HB 107 - makes the Highland County Maple Festival the official festival of Virginia.
HB 190 - allows athletic trainers to administer oxygen in emergency situations.
HB 264 - allows social service boards to get the proper legal representation they need.
HB 322 - makes changes to the charter of Monterey that they requested.
HB 324 - creates a Virtual School system that gives parents and children more options.
HB 520 - changes the make up of the Council for Comprehensive Services for At-Risk Youth and Families.
HB 521 - changes the terms that members can serve on the Council for Comprehensive Services for At-Risk Youth and Families.
HB 522 - changes the appeals process for families with at-risk children.
HB 1086 – allows students with special education needs to access virtual education options.
HB 1150 – allows distilleries to use copper or stainless steel pots.
HB 977 (Patron:Rust) - Extends from five business days to 10 business days the deadline for a teacher to request a hearing after receiving written notice of a recommendation of dismissal.
Detailed information on all of these bills can be found at virginiageneralassembly.gov.
Despite the weather we’ve had we were still fortunate to see a number of constituents in Richmond this week.
Dr. John Downey and representatives from Blue Ridge Community College met with Savanna on Monday. She was also able to meet with Marie Rothwell and student representatives from the Augusta County 4-H program.
On Wednesday, we were able to meet with insurance agents William Weeks and David Johnson, who were in town for insurance lobby day. We were also able to meet with representatives from the Greater Augusta Association of Realtors, as well as representatives from our local Farm Bureau.
We enjoyed our time with Alan Richardson representing Invista in Waynesboro, as well as Kathleen Heatwole and representatives from Augusta Health in Fishersville.
If you plan to be in Richmond over the next few weeks, you're welcome to stop by for a visit.
Though appointments are not required, they are strongly encouraged. To make an appointment please call Savanna at 804-698-1020.

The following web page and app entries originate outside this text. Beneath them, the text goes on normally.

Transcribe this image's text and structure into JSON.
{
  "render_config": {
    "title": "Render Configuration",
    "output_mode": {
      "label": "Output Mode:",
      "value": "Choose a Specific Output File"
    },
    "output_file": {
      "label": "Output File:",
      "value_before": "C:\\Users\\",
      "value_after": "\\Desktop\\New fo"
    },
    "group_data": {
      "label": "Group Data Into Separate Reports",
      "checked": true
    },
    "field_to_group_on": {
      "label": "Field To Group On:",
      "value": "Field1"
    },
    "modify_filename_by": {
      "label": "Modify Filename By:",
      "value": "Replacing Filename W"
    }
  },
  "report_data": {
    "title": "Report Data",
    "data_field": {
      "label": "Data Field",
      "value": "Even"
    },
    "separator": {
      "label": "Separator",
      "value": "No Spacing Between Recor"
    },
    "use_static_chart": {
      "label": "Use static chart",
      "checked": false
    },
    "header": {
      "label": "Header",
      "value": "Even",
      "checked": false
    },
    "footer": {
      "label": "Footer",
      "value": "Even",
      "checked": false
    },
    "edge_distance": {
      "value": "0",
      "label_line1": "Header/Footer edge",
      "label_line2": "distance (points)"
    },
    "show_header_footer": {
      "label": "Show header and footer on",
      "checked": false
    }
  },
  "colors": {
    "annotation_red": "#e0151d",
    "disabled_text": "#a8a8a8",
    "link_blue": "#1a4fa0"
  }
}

While we are in Session, we will be operating out of our Richmond Office. To contact us in Richmond, please call 804-698-1020. You can also reach us by email at DelDBell@house.virginia.gov. If you would like to send written correspondence, you can mail it to Post Office Box 406, Richmond, Virginia 23218. You can also fax it to 804-698-6720.
While we do our best to respond to every email and voicemail as quickly as possible, during Session we get sometimes hundreds of calls and emails each day. Therefore, it can often take some time to filter through everything. We appreciate your patience and understanding, and assure you that we will work to get back to you as promptly as possible.

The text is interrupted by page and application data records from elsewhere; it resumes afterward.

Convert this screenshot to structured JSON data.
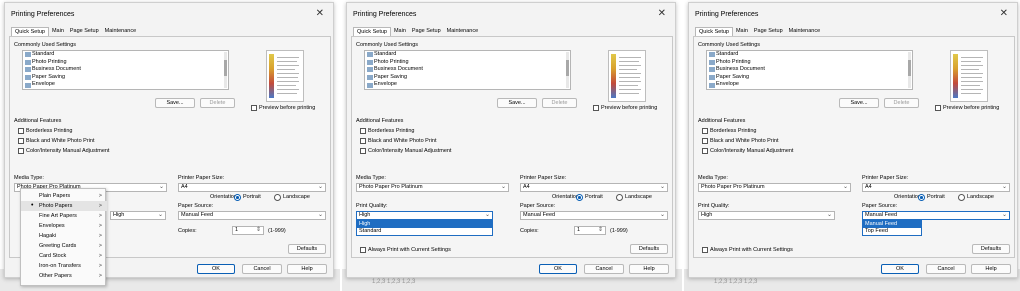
{
  "dialog_title": "Printing Preferences",
  "close_glyph": "✕",
  "tabs": [
    "Quick Setup",
    "Main",
    "Page Setup",
    "Maintenance"
  ],
  "commonly_used_settings_label": "Commonly Used Settings",
  "settings_items": [
    "Standard",
    "Photo Printing",
    "Business Document",
    "Paper Saving",
    "Envelope"
  ],
  "save_label": "Save...",
  "delete_label": "Delete",
  "preview_before_printing": "Preview before printing",
  "additional_features_label": "Additional Features",
  "features": [
    "Borderless Printing",
    "Black and White Photo Print",
    "Color/Intensity Manual Adjustment"
  ],
  "media_type_label": "Media Type:",
  "media_type_value": "Photo Paper Pro Platinum",
  "printer_paper_size_label": "Printer Paper Size:",
  "paper_size_value": "A4",
  "orientation_label": "Orientation:",
  "portrait_label": "Portrait",
  "landscape_label": "Landscape",
  "print_quality_label": "Print Quality:",
  "print_quality_value": "High",
  "quality_options": [
    "High",
    "Standard"
  ],
  "paper_source_label": "Paper Source:",
  "paper_source_value": "Manual Feed",
  "source_options": [
    "Manual Feed",
    "Top Feed"
  ],
  "copies_label": "Copies:",
  "copies_value": "1",
  "copies_range": "(1-999)",
  "defaults_label": "Defaults",
  "always_print_label": "Always Print with Current Settings",
  "ok_label": "OK",
  "cancel_label": "Cancel",
  "help_label": "Help",
  "media_menu": [
    {
      "label": "Plain Papers",
      "selected": false
    },
    {
      "label": "Photo Papers",
      "selected": true
    },
    {
      "label": "Fine Art Papers",
      "selected": false
    },
    {
      "label": "Envelopes",
      "selected": false
    },
    {
      "label": "Hagaki",
      "selected": false
    },
    {
      "label": "Greeting Cards",
      "selected": false
    },
    {
      "label": "Card Stock",
      "selected": false
    },
    {
      "label": "Iron-on Transfers",
      "selected": false
    },
    {
      "label": "Other Papers",
      "selected": false
    }
  ],
  "submenu_arrow": ">",
  "background_text": "1,2,3 1,2,3 1,2,3",
  "colors": {
    "accent": "#1f6dc2",
    "dialog_bg": "#f3f3f3"
  }
}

We look forward to hearing from you over the next few weeks!
As always, I thank you for allowing me to serve as your Delegate.